This escalation of separation between Sasha and Maggie made me worried for the future, if and when her character dies. Much like how Denise's death was overlooked for Glenn and Abraham's deaths, I'm hoping the writers don’t entirely forget Maggie and Sasha have been friends season three. Her death deserves recognition for what she's brought to the group, and Maggie in particular, instead of waiting half a season to bring it up.
The crazy thing is about Sasha's death, if this is how she's going out, is that it fits her arc. Even in season five, when Sasha was suffering from PTSD, she put herself in harm's way with the walkers to deal with Bob and Tyrese's death. While it's kind of hard to believe that in two weeks Abe would be the love of Sasha's life (they were planning on mixing the Bisquick and moved in together), she's trying to honor his death by making hers worth something and giving Rosita another chance at redemption or the self-awareness she achieved. I just hope the show remembers what she's given.
The Other Side wasn't a particularly awful episode. In fact, focusing on the ladies as it did in Go Getters displayed this and last season's greatest strengths: to focus on the women in all of their complexity, especially Maggie and Sasha as leaders, together and separately. Even with Sonequa moving onto another show, it'll be a shame to lose such an important, healthy female dynamic between two main characters.
- Eugene isn't truly a Savior. If he had left with Sasha and Rosita, they would have come looking for him. On top of Daryl, Negan would've went on an unbelievable rampage. All the same, if he is a Savior, was Eugene ever essential to our group? He lied his ass all the way to Washington D.C. and bit Dwight's crotch. NEXT.
- HONESTLY, please JESUS don't take Maggie and Sasha from me. Besides Andrew's hot ass and after losing Glenn, I don't know how long I can stick around anymore.....#sendhelp
- Jesus maintains his comic book sexuality. CARRY THAT RAINBOW FLAG BROTHER.

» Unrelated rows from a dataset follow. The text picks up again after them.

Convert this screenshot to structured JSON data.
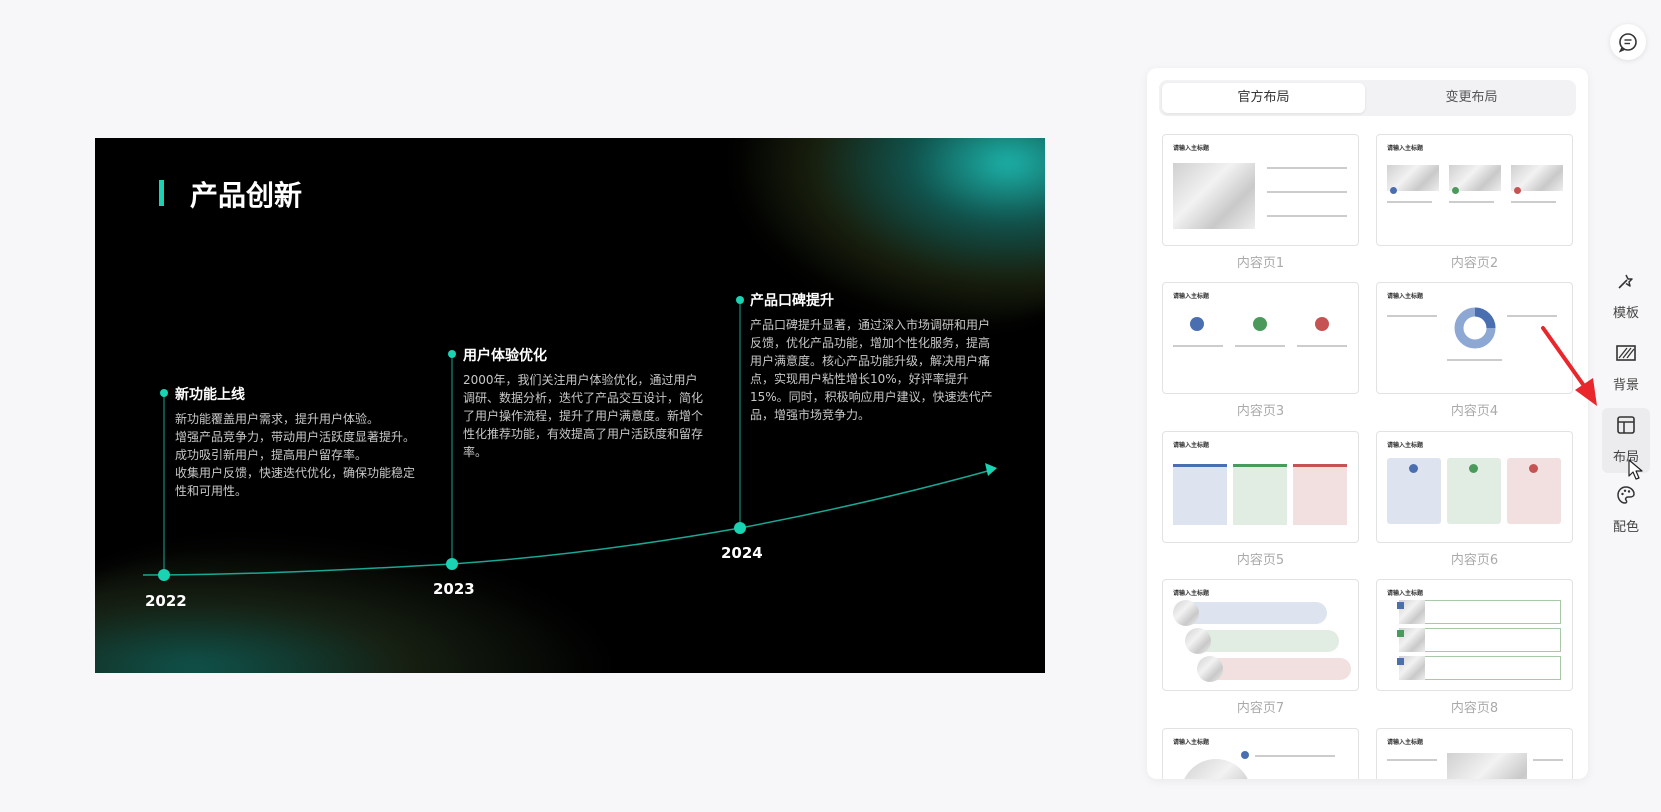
{
  "slide": {
    "title": "产品创新",
    "milestones": [
      {
        "heading": "新功能上线",
        "body": "新功能覆盖用户需求，提升用户体验。\n增强产品竞争力，带动用户活跃度显著提升。\n成功吸引新用户，提高用户留存率。\n收集用户反馈，快速迭代优化，确保功能稳定性和可用性。",
        "year": "2022"
      },
      {
        "heading": "用户体验优化",
        "body": "2000年，我们关注用户体验优化，通过用户调研、数据分析，迭代了产品交互设计，简化了用户操作流程，提升了用户满意度。新增个性化推荐功能，有效提高了用户活跃度和留存率。",
        "year": "2023"
      },
      {
        "heading": "产品口碑提升",
        "body": "产品口碑提升显著，通过深入市场调研和用户反馈，优化产品功能，增加个性化服务，提高用户满意度。核心产品功能升级，解决用户痛点，实现用户粘性增长10%，好评率提升15%。同时，积极响应用户建议，快速迭代产品，增强市场竞争力。",
        "year": "2024"
      }
    ]
  },
  "panel": {
    "tabs": [
      "官方布局",
      "变更布局"
    ],
    "thumbnails": [
      {
        "caption": "内容页1",
        "title": "请输入主标题"
      },
      {
        "caption": "内容页2",
        "title": "请输入主标题"
      },
      {
        "caption": "内容页3",
        "title": "请输入主标题"
      },
      {
        "caption": "内容页4",
        "title": "请输入主标题"
      },
      {
        "caption": "内容页5",
        "title": "请输入主标题"
      },
      {
        "caption": "内容页6",
        "title": "请输入主标题"
      },
      {
        "caption": "内容页7",
        "title": "请输入主标题"
      },
      {
        "caption": "内容页8",
        "title": "请输入主标题"
      },
      {
        "caption": "",
        "title": "请输入主标题"
      },
      {
        "caption": "",
        "title": "请输入主标题"
      }
    ]
  },
  "sidebar": {
    "items": [
      {
        "label": "模板",
        "icon": "magic-wand-icon"
      },
      {
        "label": "背景",
        "icon": "background-hatch-icon"
      },
      {
        "label": "布局",
        "icon": "layout-icon"
      },
      {
        "label": "配色",
        "icon": "palette-icon"
      }
    ]
  },
  "colors": {
    "accent": "#19d3b3",
    "arrow": "#e8262c"
  }
}
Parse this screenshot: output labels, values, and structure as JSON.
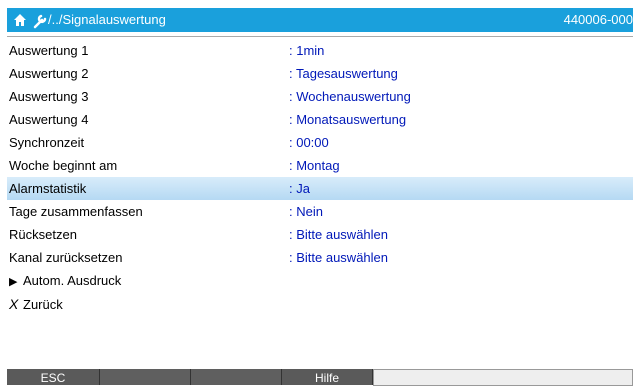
{
  "header": {
    "path": "/../Signalauswertung",
    "device_id": "440006-000"
  },
  "menu": {
    "items": [
      {
        "label": "Auswertung 1",
        "value": ": 1min"
      },
      {
        "label": "Auswertung 2",
        "value": ": Tagesauswertung"
      },
      {
        "label": "Auswertung 3",
        "value": ": Wochenauswertung"
      },
      {
        "label": "Auswertung 4",
        "value": ": Monatsauswertung"
      },
      {
        "label": "Synchronzeit",
        "value": ": 00:00"
      },
      {
        "label": "Woche beginnt am",
        "value": ": Montag"
      },
      {
        "label": "Alarmstatistik",
        "value": ": Ja"
      },
      {
        "label": "Tage zusammenfassen",
        "value": ": Nein"
      },
      {
        "label": "Rücksetzen",
        "value": ": Bitte auswählen"
      },
      {
        "label": "Kanal zurücksetzen",
        "value": ": Bitte auswählen"
      }
    ],
    "submenu_label": "Autom. Ausdruck",
    "back_label": "Zurück",
    "selected_index": 6
  },
  "softkeys": {
    "esc": "ESC",
    "help": "Hilfe"
  },
  "icons": {
    "home": "home-icon",
    "wrench": "wrench-icon",
    "submenu": "triangle-right-icon",
    "back": "x-back-icon"
  },
  "colors": {
    "titlebar": "#1aa0dc",
    "value_text": "#0018b8",
    "selection": "#c6e3f7",
    "softkey": "#5a5a5a"
  }
}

- I didn't really cover Gregory and Simon's storyline 'cause I blacked out. It could be summed up with: Gregory's an ass and Simon looks like Hook from Peter Pan.